About 11.8 miles; 3,250' ascent
Biscuits and Gravy
By far, this is the most challenging combo in the Big Indian Wilderness. You take the Triple Biscuit and add some Eagle and Balsam gravy. You'll likely want to use a car shuttle for this one. Another way to look at this combo is that it's a FirBBiE with a quick out and back to Doubletop in the middle.
The signage in and around the DEC Burnham Hollow parking area is missing and/or misleading so we produced this helpful guide to getting started at Burnham Hollow.
About 17 miles; 4,800' ascent
CrazyCombo™ Spruceton StraightShot
The CrazyCombo™ name is throwback to the days when we hiked as the Rip Van Winkles, but by current standards this is not so crazy anymore. Best hiked as a straight line from Shaft Road to the end of Spruceton Road, getting the bushwhacking portion finished early and ending with a trail hike, it's also routinely hiked in the opposite direction. Under certain conditions a DoubleShot approach may make sense.
About 11.3 miles; 4,200' ascent
There's no longer only one SIX in the Catskills. SIX West is a new one that we've quickly come to enjoy. It's a long challenging day, so you might consider stashing some water at the midpoint around Diamond Notch falls.
About 20.5 miles; 6,950' ascent
Hiking the four peaks on the eastern Devils Path is one of the true pleasures of rugged trail hiking in the Catskills. Best hiked as a traverse with a car shuttle, it can also be tackled as an ambitious DoubleShot or an outrageous out and back hike.
Hiking the Devils Path route precisely as a traverse from the Prediger Road trailhead to the Notch Lake trailhead on Route 214 is the first half of the Devil in a Day challenge.
Experienced Catskill peak baggers come to know that tackling them biggest to smallest (Plateau to Indian Head) is the best recipe for a successful and pleasurable trip. They may even have a few shortcuts up their sleeves to spice thing up a bit.
About 8.8 miles; 3,900' ascent
Kaaterskill High Peak, Roundtop
The addition of Roundtop to the Catskill 35 has added so much variety and interest to the hiking in the Kaaterskill Wild Forest.
Aficionados of the Majestic Roundtop have rediscovered the DEP parking lots on Gillespie Road (Gillespie One and Gillespie Two) and have found relief from the busier scene at the Platte Clove parking lot.
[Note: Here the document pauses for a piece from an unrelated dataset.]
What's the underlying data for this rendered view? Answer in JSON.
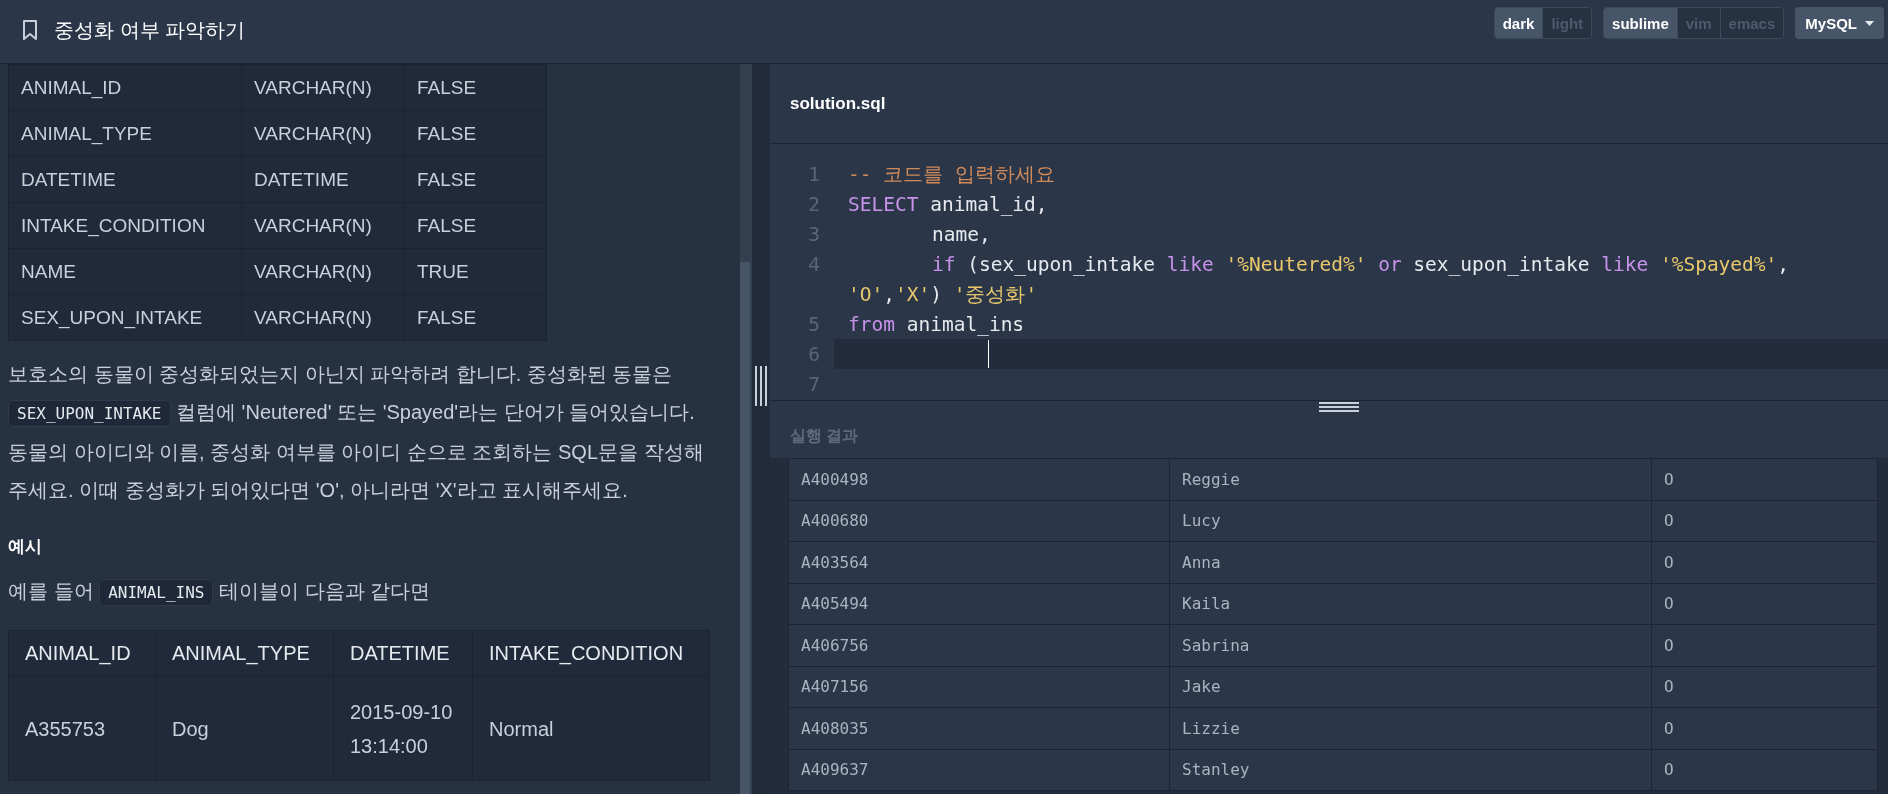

So many route options are possible when planning to hike this pair that we'll leave it up to you to find your own favorites.
About 6 miles; 1,600' ascent
CrazyCombo™ Mink-Gillespie Horseshoe
If you think, as we do, that every cluster of Catskill peaks should have a challenging horseshoe shaped combo, then you'll come to love this one which we think is the most challeging of the bunch. You may tend to agree when you see the elevation profile of the traverse route.
It may even prompt you to consider hiking this combo as a DoubleShot. It's just a DPE4 traverse plus a KHP, Roundtop combo: a pretty full hiking day for sure!
About 17.5 miles; 6,200' ascent
Devils Path Peaks
These are the peaks you'll summit if you hike the full Devils Path Traverse which just happens to be the Catskills entry on the New England Ultra 8 (NEU8) challenge.
If you're not up to that challenge, you could consider hiking this combo as a DoubleShot, saving some mileage.
Distance and elevation? Let us know.
You can hike all four peaks in the Windham-Blackhead Range Wilderness by adding Windham High Peak to the three peaks of the Blackhead Range.
The legacy route would be a horseshoe shaped trail hike between the Barnum Road and Peck Road trailheads. This is a fabulous hike and perhaps the best of the "horseshoes" in the Catskills.
With the addition of some newly acquired DEP parcels, a shorter circular route can be considered. Short bushwhack sections at each end of the hike replace the trail mileage to the traditional trailheads and the circular shaped route avoids the need for a car shuttle, so this route can be hiked solo if necessary.
Many hikers choose to use a DoubleShot approach to hiking this combo which allows you to refresh your water and supplies at your car.
Related Fastest Known Time (FKT) pages: Blackhead Range
About 13.8 miles; 4,350' ascent